It’s been a remarkably
challenging time for teachers and students as they cope with shift to lockdown.
As we reach the summer break, we talk to two teachers about how they’ve coped
and what’s worked well for them and their students:
Teaching in Lockdown
For John Palmer, CAS Community Leader for the Three Counties Computing Hub, it has been quite a turbulent time but one of utmost productivity.
His Worcester home has become an office, school and home all-in-one, balancing the needs of his family and children with iPads, keyboards and a Raspberry Pi 4). As John said; "I can use Citrix to connect my Windows laptop to the school network, so it’s almost the same as being at our desks at school, all five of us wrestling over use of the laptop periodically!".
At John's school, The Chase in Malvern, they have used Google Classroom for their Computing courses, to set assignments and allow teachers to monitor progress and provide support and feedback.
- His Key Stage 3 students have been making excellent progress with code.org projects () and the iDEA scheme.
- His 72 Year 10 students are using Craig n Dave resources to enable young people to continue their normal theory diet of flipped learning, workbooks and quizzes. His year 10 students have set up repl.It accounts so they can continue with Python programming challenges using this online environment.
- His Year 12 students have been balancing Google Classroom resources and assignments, planning their projects and learning C#, WPF and OOP using a variety of websites and online resources, and well as using the Isaac Computer Science resources and game boards for theory.
Life at home
John’s home life is reflective of many teachers with children working from home. “Access to technology in the “home school” has been an issue for many (including us)”.
“My youngest daughter Isabel (aged 9) has plugged my Raspberry Pi 4 into the TV in the dining room / office and has been working Scratch 3 projects inspired by Code Club and those on Scratch Ideas”, John says.
“By and large normal service has been maintained by creative use of technology, but we’re looking forward to getting back into school when it’s safe to do so for some meaningful face to face contact.”
John expects that there will be a blend of home and school based learning for a while, and is investing time in finding and creating online materials.
"I’ve been hearing good things about Code Combat and Seneca Learning and the NCCE website also signposts a range of resources and websites that can be used to continue educating and supporting young people whilst they are at home."
What has been the impact being away from your fellow teachers and students?
John has noted that the impact of lockdown has had the edge taken off it through the use of technology, but physical separation has had its challenge. He points in particular to “missing those “water cooler” moments” such as keeping an eye on screen time, staying physically and mentally healthy,and adjusting to new routines.
He and his fellow staff are now well-versed in catching up with colleagues, students and family / friends using Teams / Meet / Zoom and look forward to the occasions when they can catch up face to face, while suitably socially distanced.
John commented, “I think many are secretly looking forward to going back to school a bit more regularly, but of course are unlikely to ever say this out loud!”
John highlights CAS support as a vital part of supporting teachers through this transition period. “Whatever the future will look like, your local CAS Communities and Computing Hubs are here to support you, so you are not on your own!”

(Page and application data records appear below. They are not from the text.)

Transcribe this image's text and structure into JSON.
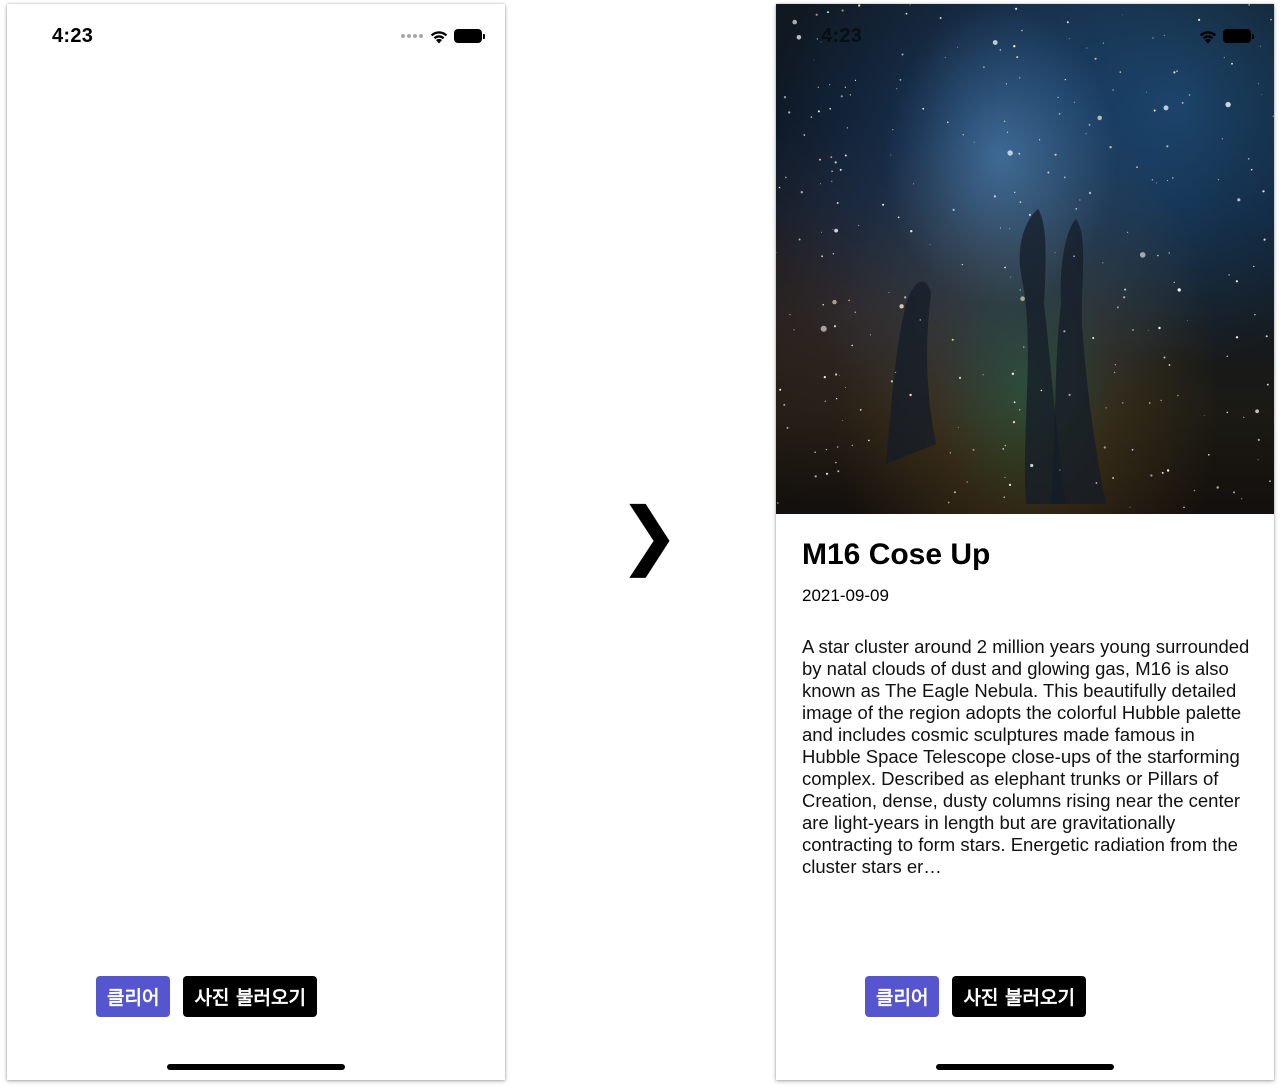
{
  "left_screen": {
    "status_bar": {
      "time": "4:23",
      "icons": [
        "signal-dots-icon",
        "wifi-icon",
        "battery-icon"
      ]
    },
    "buttons": {
      "clear_label": "클리어",
      "load_label": "사진 불러오기"
    }
  },
  "transition": {
    "arrow_glyph": "❯"
  },
  "right_screen": {
    "status_bar": {
      "time": "4:23",
      "icons": [
        "wifi-icon",
        "battery-icon"
      ]
    },
    "photo": {
      "title": "M16 Cose Up",
      "date": "2021-09-09",
      "description": "A star cluster around 2 million years young surrounded by natal clouds of dust and glowing gas, M16 is also known as The Eagle Nebula. This beautifully detailed image of the region adopts the colorful Hubble palette and includes cosmic sculptures made famous in Hubble Space Telescope close-ups of the starforming complex. Described as elephant trunks or Pillars of Creation, dense, dusty columns rising near the center are light-years in length but are gravitationally contracting to form stars. Energetic radiation from the cluster stars er…"
    },
    "buttons": {
      "clear_label": "클리어",
      "load_label": "사진 불러오기"
    }
  },
  "colors": {
    "clear_button": "#5555d0",
    "load_button": "#000000",
    "home_indicator": "#000000"
  }
}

Patricia Pearson is the Computing lead at Prudhoe West First School in rural Northumberland and had these thoughts;
“We are a lovely, friendly, happy first school in Northumberland. Lockdown came as a big shock. I think none of us really thought it would happen and then bang! It did! We found ourselves in new territory with more questions than answers. The biggest one being 'how can we keep in contact with our children and let them know we still care'. Our home learning provision has never been pushing schedules and worksheets, but more about checking in regularly with the families we support and having an easy way to communicate some fun and worthwhile activities. It was apparent very quickly that one size would not fit all. We couldn't assume that everyone had access to technology, parents with time to dedicate to home learning or even a quiet space to learn.

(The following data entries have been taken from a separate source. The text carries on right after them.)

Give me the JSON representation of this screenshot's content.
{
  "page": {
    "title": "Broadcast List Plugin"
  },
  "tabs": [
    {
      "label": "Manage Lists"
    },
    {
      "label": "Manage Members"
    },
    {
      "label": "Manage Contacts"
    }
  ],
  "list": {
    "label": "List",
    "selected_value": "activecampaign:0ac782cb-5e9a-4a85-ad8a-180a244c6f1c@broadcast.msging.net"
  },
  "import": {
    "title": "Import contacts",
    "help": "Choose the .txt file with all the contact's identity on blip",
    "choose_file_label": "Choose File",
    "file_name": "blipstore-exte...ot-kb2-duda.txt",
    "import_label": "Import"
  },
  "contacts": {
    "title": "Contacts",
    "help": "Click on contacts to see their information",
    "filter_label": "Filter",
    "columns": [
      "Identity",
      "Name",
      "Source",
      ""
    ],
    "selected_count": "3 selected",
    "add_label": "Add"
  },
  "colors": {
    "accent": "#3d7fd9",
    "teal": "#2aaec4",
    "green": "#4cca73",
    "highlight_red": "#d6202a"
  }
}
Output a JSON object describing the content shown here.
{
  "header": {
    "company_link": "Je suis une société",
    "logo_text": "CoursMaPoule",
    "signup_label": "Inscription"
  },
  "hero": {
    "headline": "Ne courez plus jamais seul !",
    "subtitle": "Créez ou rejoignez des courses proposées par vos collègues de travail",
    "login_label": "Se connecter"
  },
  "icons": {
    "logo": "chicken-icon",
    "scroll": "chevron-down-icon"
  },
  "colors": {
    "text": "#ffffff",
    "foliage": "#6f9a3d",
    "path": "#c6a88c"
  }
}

“So, we set out a plan to hopefully suit everyone and from feedback we have received, we have managed to do a pretty good job. The school website is updated every week with weekly lessons for maths and English. Hamilton Trust and the BBC have offered a lifeline as did a number of other teaching websites who opened their doors to free resources. Home packs have been delivered or collected by those without printers.
“Launching Seesaw alongside EYFS tapestry which was already in place, has proved to be very successful. The ease and simplicity of daily activities based around themes such as space week, keep fit week, science week has meant we have regular communication with almost all of our pupils. Some of our children made over 100 posts in the first five weeks. We have responded to each and every one of them placing as much value on baking a cake and digging in the garden as videos of children reading and doing their spellings. There are many forms of education and the experiences of all our children are celebrated.

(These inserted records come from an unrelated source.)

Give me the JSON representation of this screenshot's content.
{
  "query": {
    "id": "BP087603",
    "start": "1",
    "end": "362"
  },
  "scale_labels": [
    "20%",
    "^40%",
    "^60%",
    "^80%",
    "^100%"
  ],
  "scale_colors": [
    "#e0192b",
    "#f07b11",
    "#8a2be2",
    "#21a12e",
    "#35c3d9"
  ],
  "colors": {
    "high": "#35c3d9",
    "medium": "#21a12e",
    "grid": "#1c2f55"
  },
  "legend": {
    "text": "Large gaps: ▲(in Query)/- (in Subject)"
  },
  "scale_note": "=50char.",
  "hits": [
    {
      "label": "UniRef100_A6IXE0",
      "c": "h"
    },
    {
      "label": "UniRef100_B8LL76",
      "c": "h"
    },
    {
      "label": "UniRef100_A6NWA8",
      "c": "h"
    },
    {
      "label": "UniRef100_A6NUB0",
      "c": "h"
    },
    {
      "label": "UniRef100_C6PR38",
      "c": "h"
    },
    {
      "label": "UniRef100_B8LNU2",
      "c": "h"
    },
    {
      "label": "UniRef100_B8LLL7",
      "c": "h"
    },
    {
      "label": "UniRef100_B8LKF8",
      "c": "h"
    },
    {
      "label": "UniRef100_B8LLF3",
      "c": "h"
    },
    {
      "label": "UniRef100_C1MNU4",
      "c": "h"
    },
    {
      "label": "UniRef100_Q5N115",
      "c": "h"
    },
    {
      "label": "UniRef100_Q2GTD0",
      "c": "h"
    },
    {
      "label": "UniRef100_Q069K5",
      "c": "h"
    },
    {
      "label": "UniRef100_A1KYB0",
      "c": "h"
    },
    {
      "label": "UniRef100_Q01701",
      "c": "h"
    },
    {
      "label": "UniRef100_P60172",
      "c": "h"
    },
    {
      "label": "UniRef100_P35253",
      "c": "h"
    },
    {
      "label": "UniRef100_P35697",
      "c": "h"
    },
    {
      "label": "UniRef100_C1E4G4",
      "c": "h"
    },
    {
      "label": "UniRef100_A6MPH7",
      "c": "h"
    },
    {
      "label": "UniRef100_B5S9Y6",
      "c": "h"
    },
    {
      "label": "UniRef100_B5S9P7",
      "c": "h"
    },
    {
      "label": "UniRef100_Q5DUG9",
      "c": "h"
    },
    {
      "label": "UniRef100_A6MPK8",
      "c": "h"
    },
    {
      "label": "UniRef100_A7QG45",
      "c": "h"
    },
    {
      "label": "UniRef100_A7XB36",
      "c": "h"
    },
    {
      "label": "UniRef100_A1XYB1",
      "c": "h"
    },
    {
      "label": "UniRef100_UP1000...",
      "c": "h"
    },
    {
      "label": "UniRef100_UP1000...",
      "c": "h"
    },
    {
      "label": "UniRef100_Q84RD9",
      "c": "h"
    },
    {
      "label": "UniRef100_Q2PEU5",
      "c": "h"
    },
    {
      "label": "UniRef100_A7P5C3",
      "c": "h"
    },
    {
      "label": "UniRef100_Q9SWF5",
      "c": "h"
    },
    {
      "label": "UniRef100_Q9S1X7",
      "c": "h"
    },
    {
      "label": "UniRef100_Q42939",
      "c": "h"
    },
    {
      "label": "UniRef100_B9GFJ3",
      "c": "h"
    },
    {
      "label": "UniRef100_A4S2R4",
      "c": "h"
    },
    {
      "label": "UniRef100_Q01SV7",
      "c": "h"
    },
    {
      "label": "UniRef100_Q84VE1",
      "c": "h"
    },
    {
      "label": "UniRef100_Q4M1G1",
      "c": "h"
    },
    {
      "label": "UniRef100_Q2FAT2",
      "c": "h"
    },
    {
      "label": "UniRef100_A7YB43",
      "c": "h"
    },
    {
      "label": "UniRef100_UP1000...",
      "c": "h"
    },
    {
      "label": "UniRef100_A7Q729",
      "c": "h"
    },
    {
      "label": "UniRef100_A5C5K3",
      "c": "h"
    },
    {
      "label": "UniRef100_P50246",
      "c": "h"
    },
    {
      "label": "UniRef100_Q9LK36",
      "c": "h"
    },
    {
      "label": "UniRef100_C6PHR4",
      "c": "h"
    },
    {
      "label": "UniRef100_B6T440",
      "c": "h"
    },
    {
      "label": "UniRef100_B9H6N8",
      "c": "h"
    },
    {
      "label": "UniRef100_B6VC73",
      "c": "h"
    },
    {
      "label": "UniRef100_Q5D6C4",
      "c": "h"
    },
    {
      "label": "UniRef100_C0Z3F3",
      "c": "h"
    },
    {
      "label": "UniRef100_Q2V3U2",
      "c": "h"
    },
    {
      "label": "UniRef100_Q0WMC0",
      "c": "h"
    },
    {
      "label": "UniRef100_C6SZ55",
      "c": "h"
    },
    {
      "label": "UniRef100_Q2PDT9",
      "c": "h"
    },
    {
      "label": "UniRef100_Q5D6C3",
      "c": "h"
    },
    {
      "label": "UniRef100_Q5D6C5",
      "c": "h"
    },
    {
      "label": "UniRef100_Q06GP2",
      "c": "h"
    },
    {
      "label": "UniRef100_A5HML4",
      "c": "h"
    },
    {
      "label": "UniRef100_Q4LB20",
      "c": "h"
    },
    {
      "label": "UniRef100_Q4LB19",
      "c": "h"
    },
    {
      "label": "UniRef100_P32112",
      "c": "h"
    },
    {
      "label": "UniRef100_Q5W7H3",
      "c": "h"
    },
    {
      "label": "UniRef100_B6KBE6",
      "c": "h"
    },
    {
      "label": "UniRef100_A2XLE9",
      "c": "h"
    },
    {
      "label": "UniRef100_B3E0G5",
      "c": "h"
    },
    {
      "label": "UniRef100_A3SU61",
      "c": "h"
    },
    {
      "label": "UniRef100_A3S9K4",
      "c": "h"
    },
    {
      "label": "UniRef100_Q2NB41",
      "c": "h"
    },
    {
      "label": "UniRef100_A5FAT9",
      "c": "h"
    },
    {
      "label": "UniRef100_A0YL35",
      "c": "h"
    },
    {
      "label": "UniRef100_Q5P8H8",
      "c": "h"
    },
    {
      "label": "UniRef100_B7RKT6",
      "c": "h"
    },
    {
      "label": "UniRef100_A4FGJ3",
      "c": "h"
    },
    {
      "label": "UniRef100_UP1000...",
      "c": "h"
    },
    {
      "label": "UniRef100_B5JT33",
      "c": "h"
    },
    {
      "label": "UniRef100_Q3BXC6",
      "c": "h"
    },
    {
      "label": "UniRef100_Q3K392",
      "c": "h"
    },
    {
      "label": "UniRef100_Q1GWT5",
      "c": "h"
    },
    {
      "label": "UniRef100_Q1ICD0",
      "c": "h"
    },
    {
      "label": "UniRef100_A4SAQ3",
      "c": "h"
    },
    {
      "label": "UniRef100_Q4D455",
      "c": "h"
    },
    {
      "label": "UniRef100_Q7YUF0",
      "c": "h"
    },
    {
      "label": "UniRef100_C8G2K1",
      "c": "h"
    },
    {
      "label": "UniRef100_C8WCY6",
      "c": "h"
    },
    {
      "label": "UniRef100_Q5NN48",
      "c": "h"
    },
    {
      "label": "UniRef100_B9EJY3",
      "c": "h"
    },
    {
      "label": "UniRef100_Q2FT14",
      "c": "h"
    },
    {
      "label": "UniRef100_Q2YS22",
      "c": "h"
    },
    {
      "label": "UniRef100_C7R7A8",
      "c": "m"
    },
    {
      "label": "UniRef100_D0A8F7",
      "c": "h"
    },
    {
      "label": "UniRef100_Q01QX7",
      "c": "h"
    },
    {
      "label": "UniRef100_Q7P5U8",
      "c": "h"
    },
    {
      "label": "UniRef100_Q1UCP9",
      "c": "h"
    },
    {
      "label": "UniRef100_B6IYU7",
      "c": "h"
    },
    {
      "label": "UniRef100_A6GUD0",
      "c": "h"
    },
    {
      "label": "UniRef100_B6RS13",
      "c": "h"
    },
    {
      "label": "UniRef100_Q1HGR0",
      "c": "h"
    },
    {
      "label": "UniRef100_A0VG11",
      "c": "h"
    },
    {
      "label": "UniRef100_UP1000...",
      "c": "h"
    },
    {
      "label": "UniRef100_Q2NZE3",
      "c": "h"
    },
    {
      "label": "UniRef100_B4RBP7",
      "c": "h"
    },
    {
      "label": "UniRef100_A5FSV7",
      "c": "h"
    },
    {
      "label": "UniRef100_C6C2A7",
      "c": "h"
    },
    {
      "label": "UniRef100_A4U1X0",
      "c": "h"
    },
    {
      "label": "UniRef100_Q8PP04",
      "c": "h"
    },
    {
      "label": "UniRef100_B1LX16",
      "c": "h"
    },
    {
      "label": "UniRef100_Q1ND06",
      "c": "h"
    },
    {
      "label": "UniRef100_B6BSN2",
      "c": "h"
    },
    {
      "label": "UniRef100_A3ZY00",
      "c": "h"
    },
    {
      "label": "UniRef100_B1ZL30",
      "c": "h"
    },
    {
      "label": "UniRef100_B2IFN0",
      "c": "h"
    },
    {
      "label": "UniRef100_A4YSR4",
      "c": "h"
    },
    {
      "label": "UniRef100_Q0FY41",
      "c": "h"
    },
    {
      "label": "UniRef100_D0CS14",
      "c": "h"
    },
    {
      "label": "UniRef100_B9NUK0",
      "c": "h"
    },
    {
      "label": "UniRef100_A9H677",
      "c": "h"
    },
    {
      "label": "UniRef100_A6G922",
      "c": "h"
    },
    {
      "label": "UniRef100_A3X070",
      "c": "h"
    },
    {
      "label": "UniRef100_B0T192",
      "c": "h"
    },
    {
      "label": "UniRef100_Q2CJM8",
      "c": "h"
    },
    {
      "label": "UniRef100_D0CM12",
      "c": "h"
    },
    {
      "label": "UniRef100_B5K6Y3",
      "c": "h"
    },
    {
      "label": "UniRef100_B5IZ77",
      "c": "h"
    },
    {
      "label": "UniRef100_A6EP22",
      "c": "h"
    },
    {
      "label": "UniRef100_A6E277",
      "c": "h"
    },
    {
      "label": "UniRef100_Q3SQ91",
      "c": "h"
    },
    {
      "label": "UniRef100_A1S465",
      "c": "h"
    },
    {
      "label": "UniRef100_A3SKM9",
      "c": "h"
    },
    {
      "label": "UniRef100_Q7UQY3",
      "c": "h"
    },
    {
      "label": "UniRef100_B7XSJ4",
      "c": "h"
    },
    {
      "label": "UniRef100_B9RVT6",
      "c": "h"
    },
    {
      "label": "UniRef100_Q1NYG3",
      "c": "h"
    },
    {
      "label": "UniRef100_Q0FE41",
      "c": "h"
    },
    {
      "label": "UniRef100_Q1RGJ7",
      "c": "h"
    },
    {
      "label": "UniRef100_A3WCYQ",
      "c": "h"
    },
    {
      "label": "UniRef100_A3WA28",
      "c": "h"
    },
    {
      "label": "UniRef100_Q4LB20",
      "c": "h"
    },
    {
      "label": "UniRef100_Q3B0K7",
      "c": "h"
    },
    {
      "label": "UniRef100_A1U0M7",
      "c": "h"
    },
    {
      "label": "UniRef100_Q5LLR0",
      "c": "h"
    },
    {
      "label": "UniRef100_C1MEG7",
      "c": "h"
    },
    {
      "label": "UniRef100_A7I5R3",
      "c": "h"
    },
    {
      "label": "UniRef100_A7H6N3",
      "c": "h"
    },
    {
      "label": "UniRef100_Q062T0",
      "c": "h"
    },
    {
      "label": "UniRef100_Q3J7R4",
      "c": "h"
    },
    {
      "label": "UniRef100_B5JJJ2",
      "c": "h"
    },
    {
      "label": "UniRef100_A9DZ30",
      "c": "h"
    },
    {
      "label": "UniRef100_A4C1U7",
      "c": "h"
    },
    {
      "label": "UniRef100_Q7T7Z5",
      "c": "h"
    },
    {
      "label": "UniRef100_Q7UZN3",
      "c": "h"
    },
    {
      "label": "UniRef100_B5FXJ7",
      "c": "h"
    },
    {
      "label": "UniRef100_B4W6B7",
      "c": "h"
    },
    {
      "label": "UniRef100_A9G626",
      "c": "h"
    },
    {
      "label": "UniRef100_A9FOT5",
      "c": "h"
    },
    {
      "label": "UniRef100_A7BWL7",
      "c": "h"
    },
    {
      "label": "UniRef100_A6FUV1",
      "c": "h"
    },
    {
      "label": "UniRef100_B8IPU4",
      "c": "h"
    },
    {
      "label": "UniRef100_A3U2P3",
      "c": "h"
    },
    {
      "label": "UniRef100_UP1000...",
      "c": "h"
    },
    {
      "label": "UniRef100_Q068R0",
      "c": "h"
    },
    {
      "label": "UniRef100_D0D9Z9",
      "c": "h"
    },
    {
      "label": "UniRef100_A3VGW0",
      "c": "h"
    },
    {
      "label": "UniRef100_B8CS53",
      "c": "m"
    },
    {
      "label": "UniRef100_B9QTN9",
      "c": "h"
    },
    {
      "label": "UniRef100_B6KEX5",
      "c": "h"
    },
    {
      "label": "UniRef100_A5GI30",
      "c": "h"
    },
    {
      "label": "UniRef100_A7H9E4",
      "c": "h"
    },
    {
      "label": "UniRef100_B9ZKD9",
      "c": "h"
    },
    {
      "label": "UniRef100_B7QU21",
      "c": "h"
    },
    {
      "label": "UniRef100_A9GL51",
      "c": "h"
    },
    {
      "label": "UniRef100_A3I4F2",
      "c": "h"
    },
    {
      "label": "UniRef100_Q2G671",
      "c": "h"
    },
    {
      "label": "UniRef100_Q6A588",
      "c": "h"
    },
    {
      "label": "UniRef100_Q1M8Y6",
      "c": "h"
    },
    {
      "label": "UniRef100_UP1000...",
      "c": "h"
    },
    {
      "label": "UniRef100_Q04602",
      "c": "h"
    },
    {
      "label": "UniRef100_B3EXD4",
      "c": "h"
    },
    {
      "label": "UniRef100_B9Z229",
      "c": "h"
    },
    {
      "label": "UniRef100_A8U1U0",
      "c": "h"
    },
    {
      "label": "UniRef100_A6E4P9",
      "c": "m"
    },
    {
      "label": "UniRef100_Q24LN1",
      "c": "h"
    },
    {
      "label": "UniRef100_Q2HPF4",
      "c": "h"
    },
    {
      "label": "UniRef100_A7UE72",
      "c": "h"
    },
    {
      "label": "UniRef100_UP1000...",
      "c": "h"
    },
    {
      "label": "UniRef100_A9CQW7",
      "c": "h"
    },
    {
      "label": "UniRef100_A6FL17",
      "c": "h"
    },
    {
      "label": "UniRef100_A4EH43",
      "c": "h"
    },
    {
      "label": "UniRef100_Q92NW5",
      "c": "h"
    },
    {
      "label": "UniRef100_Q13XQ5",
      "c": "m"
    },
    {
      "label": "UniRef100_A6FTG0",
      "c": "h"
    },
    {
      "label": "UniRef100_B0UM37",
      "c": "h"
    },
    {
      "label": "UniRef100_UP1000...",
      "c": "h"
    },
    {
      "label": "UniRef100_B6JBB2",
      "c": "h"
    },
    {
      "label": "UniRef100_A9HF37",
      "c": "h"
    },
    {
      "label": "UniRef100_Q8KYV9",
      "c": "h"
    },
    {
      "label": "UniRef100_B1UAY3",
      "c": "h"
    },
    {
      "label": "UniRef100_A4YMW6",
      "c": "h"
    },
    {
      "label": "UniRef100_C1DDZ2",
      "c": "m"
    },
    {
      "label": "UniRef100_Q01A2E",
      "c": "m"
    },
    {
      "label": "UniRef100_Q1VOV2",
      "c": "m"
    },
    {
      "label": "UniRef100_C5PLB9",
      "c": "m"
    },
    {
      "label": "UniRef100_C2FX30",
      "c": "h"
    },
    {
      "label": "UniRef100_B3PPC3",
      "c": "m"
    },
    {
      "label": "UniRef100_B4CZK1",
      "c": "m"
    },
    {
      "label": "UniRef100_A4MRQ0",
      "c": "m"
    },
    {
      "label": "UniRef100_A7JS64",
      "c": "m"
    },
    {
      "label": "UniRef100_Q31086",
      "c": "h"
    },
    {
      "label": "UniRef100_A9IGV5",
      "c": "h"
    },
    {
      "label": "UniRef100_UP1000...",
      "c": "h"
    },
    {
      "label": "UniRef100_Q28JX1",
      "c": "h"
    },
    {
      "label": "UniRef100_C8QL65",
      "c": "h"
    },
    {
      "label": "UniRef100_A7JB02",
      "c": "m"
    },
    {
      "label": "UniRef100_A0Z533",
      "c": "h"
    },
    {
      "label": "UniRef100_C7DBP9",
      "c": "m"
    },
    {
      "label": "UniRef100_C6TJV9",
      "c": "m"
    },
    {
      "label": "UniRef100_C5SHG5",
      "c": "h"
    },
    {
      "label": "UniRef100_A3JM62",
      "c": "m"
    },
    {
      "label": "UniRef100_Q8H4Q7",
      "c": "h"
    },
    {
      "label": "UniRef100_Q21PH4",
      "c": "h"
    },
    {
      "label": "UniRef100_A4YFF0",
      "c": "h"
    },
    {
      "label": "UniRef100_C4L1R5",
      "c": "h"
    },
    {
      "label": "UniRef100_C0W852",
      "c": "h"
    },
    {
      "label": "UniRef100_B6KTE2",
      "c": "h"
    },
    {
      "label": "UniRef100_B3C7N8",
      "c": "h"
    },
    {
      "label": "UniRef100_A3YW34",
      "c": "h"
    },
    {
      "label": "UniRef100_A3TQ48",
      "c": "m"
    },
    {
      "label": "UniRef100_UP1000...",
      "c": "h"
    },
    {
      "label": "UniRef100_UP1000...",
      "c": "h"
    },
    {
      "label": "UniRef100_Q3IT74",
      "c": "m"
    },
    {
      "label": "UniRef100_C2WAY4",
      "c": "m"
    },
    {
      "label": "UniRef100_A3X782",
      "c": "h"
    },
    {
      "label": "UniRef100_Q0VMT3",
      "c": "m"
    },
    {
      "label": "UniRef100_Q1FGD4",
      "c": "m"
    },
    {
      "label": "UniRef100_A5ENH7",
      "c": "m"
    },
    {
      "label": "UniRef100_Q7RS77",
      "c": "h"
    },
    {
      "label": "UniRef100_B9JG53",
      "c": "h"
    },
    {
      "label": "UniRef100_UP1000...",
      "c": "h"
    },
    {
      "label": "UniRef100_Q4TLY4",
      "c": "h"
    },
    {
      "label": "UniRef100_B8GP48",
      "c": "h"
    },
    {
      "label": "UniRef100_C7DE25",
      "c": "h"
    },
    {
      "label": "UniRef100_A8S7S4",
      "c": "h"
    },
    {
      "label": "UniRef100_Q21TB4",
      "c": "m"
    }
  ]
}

“This daily communication with fortnightly phone calls and weekly emails has meant that our relationship with our children and parents is as strong as ever. We organised two community initiatives - one to decorate a local care home for VE day and one to collect supplies for the West Northumberland food bank which has kept the school spirit of togetherness alive.
“We have a board ready in our reception area ready to decorate with lockdown learning material to celebrate all that has been achieved. We didn't choose this path and we certainly hope it doesn't continue for much longer but we faced it positively, with energy and with the attitude that we can get through this if we approach it together and in the right way. “